The LIGO-TAMA Kyoto Accord

The LIGO-TAMA Kyoto Accord

- Contributed by Albert Lazzarini

An important milestone was just achieved during the recent GWDAW 2002 meeting in Kyoto, Japan. After almost a year of discussion between the LIGO Laboratory, the LIGO Scientific Collaboration (LSC) and the Japanese gravitational wave detection project, the TAMA300, an attachment to the LIGO-TAMA Memorandum of Understanding (MOU) was signed that officially commences a collaboration on joint analysis of data taken simultaneously by the two organizations.

Nobuyuki Kanda, Masa-Katsu Fujimoto, Yoshihide Kozai, Barry Barish. Yoshihide Kozai and Barry Barish.
Nobuyuki Kanda, Masa-Katsu Fujimoto, Yoshihide Kozai, Barry Barish, Albert Lazzarini. Nobuyuki Kanda, Masa-Katsu Fujimoto, Yoshihide Kozai, Barry Barish

The initial effort will focus on joint analysis of a 9-plus hour segment of coincident data taken during LIGO's S1 and TAMA's DT7 runs in August-September 2002. This data set constitutes a testbed for prototyping joint analysis approaches. Plans are also being made to run simultaneously during the upcoming two-month-long LIGO S2 and TAMA DT8 runs in February-April 2003.

To promote close cooperation and exchange of information and ideas for this activity, a small working group of five individuals each from the LSC and TAMA has been established. The working group includes the following people:

Masaki Ando, University of Tokyo
Patrick Brady, University of Wisconsin-Milwaukee
Sam Finn, Pennsylvania State University
Nobuyuki Kanda, Osaka City University
Erik Katsavounidis, MIT
Albert Lazzarini, Caltech
Hideyuki Tagoshi, Osaka University
Ryutaro Takahashi, National Astronomical Observatory of Japan
Daisuke Tatsumi, National Astronomical Observatory of Japan
Peter Saulson, Syracuse University
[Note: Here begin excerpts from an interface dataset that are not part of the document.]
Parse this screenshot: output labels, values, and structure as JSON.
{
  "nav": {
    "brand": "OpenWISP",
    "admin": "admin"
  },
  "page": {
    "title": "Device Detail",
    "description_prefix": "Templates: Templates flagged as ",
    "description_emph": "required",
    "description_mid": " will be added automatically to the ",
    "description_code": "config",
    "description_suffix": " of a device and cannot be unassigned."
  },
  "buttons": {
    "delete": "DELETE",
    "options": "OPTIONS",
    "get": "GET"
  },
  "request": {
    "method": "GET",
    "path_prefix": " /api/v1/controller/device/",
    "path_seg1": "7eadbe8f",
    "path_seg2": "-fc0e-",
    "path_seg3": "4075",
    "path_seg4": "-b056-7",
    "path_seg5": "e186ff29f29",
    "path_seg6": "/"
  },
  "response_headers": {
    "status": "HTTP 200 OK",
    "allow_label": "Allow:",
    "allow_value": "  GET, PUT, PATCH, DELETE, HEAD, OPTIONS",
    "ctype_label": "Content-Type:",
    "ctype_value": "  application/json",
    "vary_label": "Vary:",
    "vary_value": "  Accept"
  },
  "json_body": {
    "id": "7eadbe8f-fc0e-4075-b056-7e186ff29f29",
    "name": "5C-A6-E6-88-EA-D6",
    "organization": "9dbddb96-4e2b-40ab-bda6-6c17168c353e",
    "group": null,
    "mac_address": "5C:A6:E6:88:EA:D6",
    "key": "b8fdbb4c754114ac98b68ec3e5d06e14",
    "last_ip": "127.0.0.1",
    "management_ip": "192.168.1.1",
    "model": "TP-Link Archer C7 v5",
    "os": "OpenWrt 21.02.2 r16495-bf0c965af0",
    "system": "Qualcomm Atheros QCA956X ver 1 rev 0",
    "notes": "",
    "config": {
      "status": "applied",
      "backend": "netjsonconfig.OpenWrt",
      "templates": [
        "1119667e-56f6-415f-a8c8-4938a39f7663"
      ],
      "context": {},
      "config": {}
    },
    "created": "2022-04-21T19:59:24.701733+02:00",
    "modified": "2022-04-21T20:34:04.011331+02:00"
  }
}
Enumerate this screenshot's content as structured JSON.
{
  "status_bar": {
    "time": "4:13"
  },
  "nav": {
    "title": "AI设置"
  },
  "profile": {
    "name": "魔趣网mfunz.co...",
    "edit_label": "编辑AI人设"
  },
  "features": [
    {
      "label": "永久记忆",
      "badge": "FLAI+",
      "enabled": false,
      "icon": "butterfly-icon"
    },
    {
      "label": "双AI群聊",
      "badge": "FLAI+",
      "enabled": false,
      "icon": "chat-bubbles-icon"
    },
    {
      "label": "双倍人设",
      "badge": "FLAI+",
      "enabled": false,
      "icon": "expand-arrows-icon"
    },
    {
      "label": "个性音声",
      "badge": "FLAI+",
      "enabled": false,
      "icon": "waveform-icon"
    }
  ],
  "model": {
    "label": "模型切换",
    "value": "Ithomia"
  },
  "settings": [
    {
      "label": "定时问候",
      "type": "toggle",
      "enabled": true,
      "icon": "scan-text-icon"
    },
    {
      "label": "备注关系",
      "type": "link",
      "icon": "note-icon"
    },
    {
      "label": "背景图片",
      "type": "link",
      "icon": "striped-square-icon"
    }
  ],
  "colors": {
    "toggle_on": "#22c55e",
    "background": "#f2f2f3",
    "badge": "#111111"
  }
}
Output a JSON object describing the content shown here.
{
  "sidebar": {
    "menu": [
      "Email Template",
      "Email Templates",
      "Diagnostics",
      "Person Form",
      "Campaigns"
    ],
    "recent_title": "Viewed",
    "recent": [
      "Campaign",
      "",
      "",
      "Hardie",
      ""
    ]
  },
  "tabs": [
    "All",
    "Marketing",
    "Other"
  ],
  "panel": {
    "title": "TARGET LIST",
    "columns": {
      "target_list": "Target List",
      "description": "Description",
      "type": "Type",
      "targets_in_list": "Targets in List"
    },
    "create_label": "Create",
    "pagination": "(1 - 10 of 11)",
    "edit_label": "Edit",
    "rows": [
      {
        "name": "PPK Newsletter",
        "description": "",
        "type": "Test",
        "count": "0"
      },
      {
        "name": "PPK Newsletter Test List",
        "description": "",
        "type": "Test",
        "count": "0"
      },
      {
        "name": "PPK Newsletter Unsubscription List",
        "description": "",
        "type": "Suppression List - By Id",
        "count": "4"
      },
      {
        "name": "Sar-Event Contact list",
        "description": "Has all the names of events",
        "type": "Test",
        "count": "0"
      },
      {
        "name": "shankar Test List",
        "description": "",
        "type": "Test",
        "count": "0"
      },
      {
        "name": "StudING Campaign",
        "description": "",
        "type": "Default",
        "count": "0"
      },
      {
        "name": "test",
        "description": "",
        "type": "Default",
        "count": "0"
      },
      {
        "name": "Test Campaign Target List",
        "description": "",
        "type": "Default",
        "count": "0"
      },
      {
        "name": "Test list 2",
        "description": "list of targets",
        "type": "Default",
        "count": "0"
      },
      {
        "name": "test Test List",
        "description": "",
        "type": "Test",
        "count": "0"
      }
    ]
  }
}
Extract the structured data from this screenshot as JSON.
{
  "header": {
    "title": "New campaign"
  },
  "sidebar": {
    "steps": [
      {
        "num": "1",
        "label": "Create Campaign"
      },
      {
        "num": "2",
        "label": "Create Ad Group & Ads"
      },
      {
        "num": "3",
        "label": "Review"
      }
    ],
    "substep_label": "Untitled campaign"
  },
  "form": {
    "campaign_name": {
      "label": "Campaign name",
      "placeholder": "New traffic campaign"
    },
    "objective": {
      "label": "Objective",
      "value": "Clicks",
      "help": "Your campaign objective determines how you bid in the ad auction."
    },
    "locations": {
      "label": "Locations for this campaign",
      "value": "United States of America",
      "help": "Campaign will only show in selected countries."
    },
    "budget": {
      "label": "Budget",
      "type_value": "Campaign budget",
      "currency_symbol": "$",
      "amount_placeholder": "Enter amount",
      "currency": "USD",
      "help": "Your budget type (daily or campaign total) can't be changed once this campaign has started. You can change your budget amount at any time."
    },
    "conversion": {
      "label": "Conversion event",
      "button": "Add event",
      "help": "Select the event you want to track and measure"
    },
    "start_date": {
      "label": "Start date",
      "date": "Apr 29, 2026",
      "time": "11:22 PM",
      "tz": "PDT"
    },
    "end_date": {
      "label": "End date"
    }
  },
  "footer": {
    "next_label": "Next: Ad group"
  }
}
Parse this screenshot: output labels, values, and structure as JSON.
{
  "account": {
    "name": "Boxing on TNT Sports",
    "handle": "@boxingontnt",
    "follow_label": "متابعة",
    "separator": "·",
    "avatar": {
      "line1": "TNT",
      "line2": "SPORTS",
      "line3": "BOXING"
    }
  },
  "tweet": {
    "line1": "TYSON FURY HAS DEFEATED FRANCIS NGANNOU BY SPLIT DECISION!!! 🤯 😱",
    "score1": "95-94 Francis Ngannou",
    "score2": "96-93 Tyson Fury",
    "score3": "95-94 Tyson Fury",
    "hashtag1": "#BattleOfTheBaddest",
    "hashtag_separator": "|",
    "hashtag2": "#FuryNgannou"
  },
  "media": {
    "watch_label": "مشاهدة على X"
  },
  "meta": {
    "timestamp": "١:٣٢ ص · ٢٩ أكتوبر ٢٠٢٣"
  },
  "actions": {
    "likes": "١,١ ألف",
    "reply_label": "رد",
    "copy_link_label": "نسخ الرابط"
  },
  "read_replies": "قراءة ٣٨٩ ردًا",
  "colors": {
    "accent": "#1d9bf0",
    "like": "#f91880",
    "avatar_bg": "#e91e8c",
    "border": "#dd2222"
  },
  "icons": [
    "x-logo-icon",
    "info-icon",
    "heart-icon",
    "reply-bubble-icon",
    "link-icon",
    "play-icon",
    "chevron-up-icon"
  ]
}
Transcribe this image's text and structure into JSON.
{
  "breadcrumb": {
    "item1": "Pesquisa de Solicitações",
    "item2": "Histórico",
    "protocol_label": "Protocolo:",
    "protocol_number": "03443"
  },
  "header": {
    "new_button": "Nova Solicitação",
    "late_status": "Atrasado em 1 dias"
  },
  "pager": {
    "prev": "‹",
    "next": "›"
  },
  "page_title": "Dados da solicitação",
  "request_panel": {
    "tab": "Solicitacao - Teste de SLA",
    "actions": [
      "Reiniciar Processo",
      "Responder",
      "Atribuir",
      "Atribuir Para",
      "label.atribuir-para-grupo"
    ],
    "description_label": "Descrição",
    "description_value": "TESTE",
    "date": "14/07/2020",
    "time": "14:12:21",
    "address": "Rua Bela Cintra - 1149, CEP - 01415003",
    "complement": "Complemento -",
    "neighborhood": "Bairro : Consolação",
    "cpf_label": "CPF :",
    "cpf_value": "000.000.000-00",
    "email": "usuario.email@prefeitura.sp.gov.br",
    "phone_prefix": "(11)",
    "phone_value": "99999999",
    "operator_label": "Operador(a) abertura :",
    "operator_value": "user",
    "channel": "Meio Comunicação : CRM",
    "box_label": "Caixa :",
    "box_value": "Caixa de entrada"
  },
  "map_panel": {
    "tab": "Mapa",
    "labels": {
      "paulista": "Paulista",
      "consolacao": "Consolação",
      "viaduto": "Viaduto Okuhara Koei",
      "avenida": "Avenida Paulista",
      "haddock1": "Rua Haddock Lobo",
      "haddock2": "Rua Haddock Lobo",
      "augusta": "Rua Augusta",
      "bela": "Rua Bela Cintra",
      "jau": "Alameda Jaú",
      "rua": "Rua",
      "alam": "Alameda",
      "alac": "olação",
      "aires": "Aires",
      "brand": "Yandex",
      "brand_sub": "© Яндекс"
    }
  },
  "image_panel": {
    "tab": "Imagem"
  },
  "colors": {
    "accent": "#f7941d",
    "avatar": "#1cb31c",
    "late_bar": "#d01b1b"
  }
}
The initial searches to be conducted in collaboration will target unmodeled signals from bursts or transient sources (explosive gravitational wave signals from sources unexpected or unpredicted, a particularly challenging signal to hunt), and chirps from binary inspiral coalescences (the much sought collisions of neutron stars or black holes that spiral into one another as their orbits decay with the emission of gravitational waves). At the present time, TAMA and GEO are also defining an MOU to enable data from the two groups to be analyzed together. LIGO concluded an earlier agreement with GEO and data taken together is now being jointly analyzed. The upcoming S2/DT8 runs will incorporate data from a total of five interferometers arrayed around the globe: three from LIGO, plus the GEO600, and the TAMA300. The commitment among these interferometer groups to work in collaboration assures that the laser interferometers now in operation will utilize their sensitivities in the most optimal manner.